In a large organization, we’re all in it to make money — and not just for ourselves, but for the company. When the company we work for wins, we all win.
In 1999 I had just been thru a divorce, was forced to move from part-time to full-time work, moved into a new home and was raising my daughters, ages six and nine, most of the time on my own. Did I mention I also started an entirely new job? . . . In Information Technology (IT)? . . . On a special project to implement SAP Software? If you have ever worked in IT on the implementation of new software, then you know how much effort, attention to detail and long, unexpected hours it can take.
I, on the other hand, had no idea. I was blissfully unaware.
My job on the IT project team was to translate the business I knew well (employee benefits) into something that would work in the new system (which I didn’t know at all). I sped through an introduction to SAP class; traveled to Boston for a week of intensive training on SAP benefits and then was placed in an office with a consultant to begin to build the system. In just three short months, I was told, I would present what we developed to management. (Even now I am laughing my head off at the prospect that was placed before me.)
I had absolutely no idea what I was doing. Was I scared? No. Terrified might be the better word.
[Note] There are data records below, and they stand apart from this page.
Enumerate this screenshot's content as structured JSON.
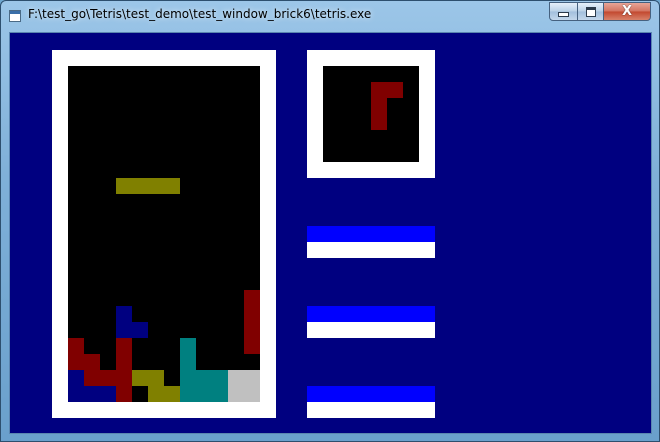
{
  "window": {
    "title": "F:\\test_go\\Tetris\\test_demo\\test_window_brick6\\tetris.exe",
    "buttons": {
      "minimize_glyph": "—",
      "maximize_glyph": "□",
      "close_glyph": "X"
    }
  },
  "colors": {
    "background": "#000080",
    "frame": "#ffffff",
    "well": "#000000",
    "stat_top": "#0000ff",
    "stat_bottom": "#ffffff"
  },
  "board": {
    "cols": 12,
    "rows": 21,
    "active_piece": {
      "shape": "I",
      "color": "#808000",
      "cells": [
        [
          8,
          3
        ],
        [
          8,
          4
        ],
        [
          8,
          5
        ],
        [
          8,
          6
        ]
      ]
    },
    "settled_cells": [
      [
        15,
        11,
        "#800000"
      ],
      [
        16,
        11,
        "#800000"
      ],
      [
        17,
        11,
        "#800000"
      ],
      [
        18,
        11,
        "#800000"
      ],
      [
        16,
        3,
        "#000080"
      ],
      [
        17,
        3,
        "#000080"
      ],
      [
        17,
        4,
        "#000080"
      ],
      [
        18,
        0,
        "#800000"
      ],
      [
        19,
        0,
        "#800000"
      ],
      [
        19,
        1,
        "#800000"
      ],
      [
        18,
        3,
        "#800000"
      ],
      [
        19,
        3,
        "#800000"
      ],
      [
        18,
        7,
        "#008080"
      ],
      [
        19,
        7,
        "#008080"
      ],
      [
        20,
        0,
        "#000080"
      ],
      [
        21,
        0,
        "#000080"
      ],
      [
        21,
        1,
        "#000080"
      ],
      [
        21,
        2,
        "#000080"
      ],
      [
        20,
        1,
        "#800000"
      ],
      [
        20,
        2,
        "#800000"
      ],
      [
        20,
        3,
        "#800000"
      ],
      [
        21,
        3,
        "#800000"
      ],
      [
        20,
        4,
        "#808000"
      ],
      [
        20,
        5,
        "#808000"
      ],
      [
        21,
        5,
        "#808000"
      ],
      [
        21,
        6,
        "#808000"
      ],
      [
        20,
        7,
        "#008080"
      ],
      [
        21,
        7,
        "#008080"
      ],
      [
        20,
        8,
        "#008080"
      ],
      [
        21,
        8,
        "#008080"
      ],
      [
        20,
        9,
        "#008080"
      ],
      [
        21,
        9,
        "#008080"
      ],
      [
        20,
        10,
        "#c0c0c0"
      ],
      [
        21,
        10,
        "#c0c0c0"
      ],
      [
        20,
        11,
        "#c0c0c0"
      ],
      [
        21,
        11,
        "#c0c0c0"
      ]
    ]
  },
  "next_piece": {
    "shape": "J",
    "color": "#800000",
    "cells": [
      [
        1,
        3
      ],
      [
        1,
        4
      ],
      [
        2,
        3
      ],
      [
        3,
        3
      ]
    ]
  },
  "stat_bars": [
    {
      "name": "stat-bar-1"
    },
    {
      "name": "stat-bar-2"
    },
    {
      "name": "stat-bar-3"
    }
  ]
}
The thing about the project is that no one else really knew what they were doing either. It was a great workplace leveler. All at once, all of us had exactly the same knowledge and experience: We didn’t know what we didn’t know. We were forced to rely on each other and our own wits to solve issues. We had to question everything. Gone were the days when we knew our jobs and knew (rather instinctively) what to do. Gone were the days of sitting in our own cublicles busily creating and solving issues independently. We needed each other.
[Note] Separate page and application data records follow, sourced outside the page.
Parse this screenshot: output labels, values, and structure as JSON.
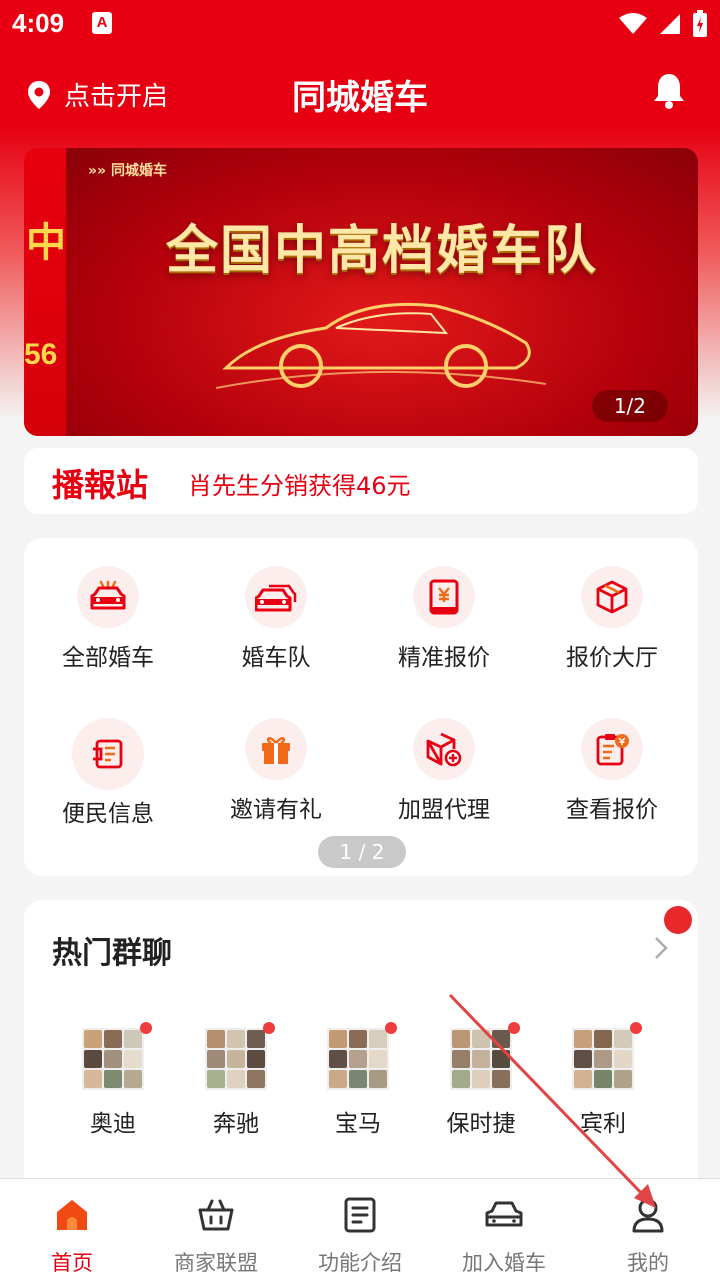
{
  "status_bar": {
    "time": "4:09",
    "notif_letter": "A"
  },
  "header": {
    "location_label": "点击开启",
    "title": "同城婚车"
  },
  "banner": {
    "left_peek_line1": "中",
    "left_peek_line2": "56",
    "tag": "同城婚车",
    "headline": "全国中高档婚车队",
    "page_indicator": "1/2"
  },
  "broadcast": {
    "label": "播報站",
    "message": "肖先生分销获得46元"
  },
  "grid": {
    "items": [
      {
        "label": "全部婚车",
        "icon": "car-front-icon"
      },
      {
        "label": "婚车队",
        "icon": "car-fleet-icon"
      },
      {
        "label": "精准报价",
        "icon": "yuan-document-icon"
      },
      {
        "label": "报价大厅",
        "icon": "cube-icon"
      },
      {
        "label": "便民信息",
        "icon": "info-card-icon"
      },
      {
        "label": "邀请有礼",
        "icon": "gift-icon"
      },
      {
        "label": "加盟代理",
        "icon": "box-plus-icon"
      },
      {
        "label": "查看报价",
        "icon": "clipboard-yuan-icon"
      }
    ],
    "page_indicator": "1 / 2"
  },
  "groups": {
    "title": "热门群聊",
    "items": [
      {
        "label": "奥迪"
      },
      {
        "label": "奔驰"
      },
      {
        "label": "宝马"
      },
      {
        "label": "保时捷"
      },
      {
        "label": "宾利"
      }
    ]
  },
  "tabbar": {
    "items": [
      {
        "label": "首页",
        "icon": "home-icon",
        "active": true
      },
      {
        "label": "商家联盟",
        "icon": "basket-icon",
        "active": false
      },
      {
        "label": "功能介绍",
        "icon": "document-icon",
        "active": false
      },
      {
        "label": "加入婚车",
        "icon": "car-icon",
        "active": false
      },
      {
        "label": "我的",
        "icon": "user-icon",
        "active": false
      }
    ]
  },
  "colors": {
    "brand_red": "#e60012",
    "annotation_arrow": "#e04545"
  }
}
I learned more in 1 year than I had in the past five years.
Mostly I learned that the workplace benefits the most when each of its contributors work together like connecting gears on a well-oiled machine. And when our employer benefits, we all benefit.
Icy streams of water slide from my hand down my raised arm and sizzle to my bare thigh as I take a long swallow from my sweat-coated glass of iced tea. AAHHHH…refreshed. A breeze runs it’s long steamy fingers through my should-length bob. I inhale the scent of crisp, salty ocean air, mixed with coconut scented sunblock and I curl my toes into the cool depths of the sand.
I wish I were at the beach. But I’m not.
I am actually sitting in my Pennsylvania home, inside my study surrounded by sea shells and ocean themed art. A ceiling fan rustles my hair. So – aren’t you wondering about the sand?
I really do have sand in my study — a recent gift from my 24-year-old daughter — who brings her inner child to her job as a Fresh Foods Manager at Wawa every day and makes sure that I keep the same spirit alive myself. Chelea has been found singing in the deli, handing out Cowtails candy to a coworker who made her day or playing practical jokes on others.
Your inner child is shorthand for your “authentic self”. The thing is, Chelsea gets up every day and brings her whole self to work. Her whole self prepares the food, makes the sandwiches, maintains the inventory, cares about her Wawa team, wants to be proud of the work she does, and wants to have fun while she’s doing it. Is there anything better than enjoying what you’re doing for 40+ hours a week?
Dress for success. First impressions count. Define your own personal “brand”. But the most important thing you can do for those with whom you work – and for whom you work – is to be authentic.
Keep it real. Stick your toes in the sand every once in a while.